  • List of benzodiazepines Normison, Temaze, Euhypnos, Temtabs, Nocturne Temazepam 5-10 Serepax, Murelax, Alepam Oxazepam 6-10 Mogadon, Alodorm Nitrazepam 15-38 Rohypnol, Hypnodorm Flunitrazepam 25-30 Valium, Antenax, Ducene Diazepam 20-48 Rivotril, Paxam Clonazepam 22-54 Xanax, Kalma Alprazolam 10-14 Brand names Generic name Half life (hrs)
  • Indications for valid prescribing of benzodiazepines
    • Anxiety disorders
    • Sleep
    • Muscle Relaxant
    • Medical procedures
    • Alcohol withdrawal
    • They are not validly prescribed for:
    • Grief, anger, depression, drug withdrawal.
  • RACGP Guidelines
    • Should be prescribed for the shortest possible time, lowest possible dose
    • Ideally no more than 7 days
    • Maximum 2-4 weeks
    • “limited to patients whose symptoms are disabling or who are subjected to unacceptable distress”
    • Only when other treatments have failed
  • Benzodiazepine Dependency
    • Estimated 50-80% of people using benzodiazepines continuously to 6-12 months will become dependent.
    • Those who become dependent will experience withdrawal, although severity will vary.
    • For long term users, withdrawal symptoms may be present while on the regular dose (“Breakthrough withdrawal”)

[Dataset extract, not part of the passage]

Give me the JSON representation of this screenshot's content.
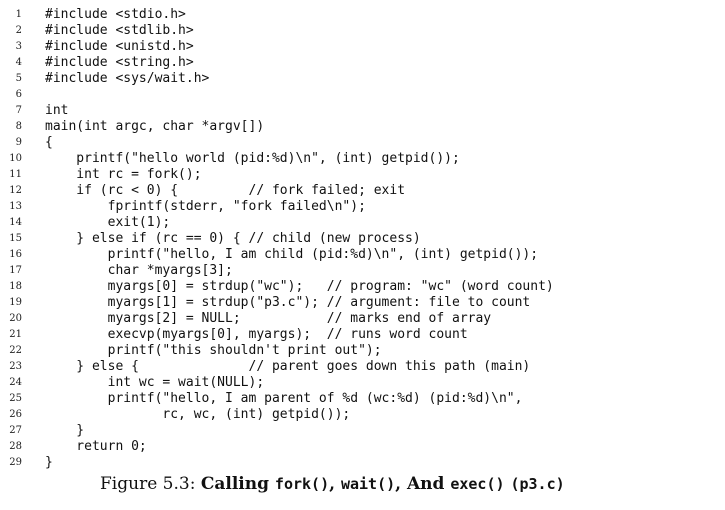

  • Benzodiazepine binding sites
    • Most commonly found in areas of the brain controlling our consciousness, coordination, emotions, memory, muscle tone and thinking.
  • Benzodiazepines are prescribed for;
    • Most often women
    • Older people
    • Migrant population
  • Benzodiazepine withdrawal
    • Wide range of distressing symptoms
    • Anxiety and insomnia are common withdrawal symptoms –often the presenting problem
    • Can be protracted – weeks or months
  • Benzodiazepine Withdrawal
    • Onset: 2-3 days for short-acting
    • 5-7 days for long-acting
    • Symptoms typically last 2-4 weeks, up to a few months
    • Symptoms can be more intense at the beginning and end of reduction
    • Symptoms typically fluctuate
    • Symptoms vary from mild to severe
  • Common withdrawal symptoms
    • Anxiety & panic attacks
    • Insomnia
    • Heightened sensitivity of the senses
    • Muscle twitching and spasm
    • Pins and needles
    • Nausea
    • Dizziness
    • Depression
    • Loss of memory
    • Loss of appetite
    • Hallucinations
  • Specific Risks for Polydrug Users
    • Greatly increased risk of overdose
    • Increased risk taking behaviour – sharing needles, sexual promiscuity, unsafe sex
    • Disinhibition – more aggressive, socially inappropriate, increased risk of sexual assault
    • Increased offending (with memory loss)
    • Specific harms from IV use of benzos
  • Overdose statistics (Victorian Institute of Forensic Medicine 2005)
    • In all deaths involving heroin 2001-2005, benzodiazepines were found in 60% of cases ( Cf 31% alcohol, 20% heroin alone)
  • IV use of benzodiazepines
    • Many of the benzodiazepines are an irritant, essentially burning the vein lining.
    • Veins narrow and block, reducing blood flow
    • May cause severe infection of skin and bone.
    • Particles in the tablets/capsules do not break down small enough to inject
    • If the vein is missed, tissue surrounding the injection site may become infected, causing swelling, infection, abscesses or ulcers.
    • Can cause blood clots in the lungs
  • Older people and medication
    • Older people
    • 37% sleeping tablets
    • 15% antidepressants
    • Adult population
    • 4% sleeping tablets
    • 5% antidepressants
  • Effects of benzodiazepines for older people
    • Over sedation
    • Falls and hip fractures
    • Impaired blood pressure regulation
    • Cognitive impairment & memory loss
    • Nocturnal urinary incontinence
    • Emotional changes- worsening depression
    • Worsening sleep
    • Respiratory problems